■ RECORDS SUPPLIED
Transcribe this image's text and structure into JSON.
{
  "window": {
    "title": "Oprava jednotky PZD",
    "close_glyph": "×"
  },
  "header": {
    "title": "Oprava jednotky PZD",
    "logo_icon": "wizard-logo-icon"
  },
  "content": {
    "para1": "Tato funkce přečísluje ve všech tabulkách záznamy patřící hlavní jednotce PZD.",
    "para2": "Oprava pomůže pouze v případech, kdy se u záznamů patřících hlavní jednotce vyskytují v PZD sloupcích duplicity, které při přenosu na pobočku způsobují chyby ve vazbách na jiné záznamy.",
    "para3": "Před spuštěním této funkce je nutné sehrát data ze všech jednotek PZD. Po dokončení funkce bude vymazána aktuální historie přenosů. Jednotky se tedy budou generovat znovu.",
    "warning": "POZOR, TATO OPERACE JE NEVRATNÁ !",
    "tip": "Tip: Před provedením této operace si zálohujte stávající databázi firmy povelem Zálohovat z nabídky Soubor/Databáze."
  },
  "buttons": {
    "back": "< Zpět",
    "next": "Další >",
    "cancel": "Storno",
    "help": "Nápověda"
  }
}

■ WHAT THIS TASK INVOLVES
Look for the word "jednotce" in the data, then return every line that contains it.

■ ANSWER FOR THIS EXERCISE
    "para1": "Tato funkce přečísluje ve všech tabulkách záznamy patřící hlavní jednotce PZD.",
    "para2": "Oprava pomůže pouze v případech, kdy se u záznamů patřících hlavní jednotce vyskytují v PZD sloupcích duplicity, které při přenosu na pobočku způsobují chyby ve vazbách na jiné záznamy.",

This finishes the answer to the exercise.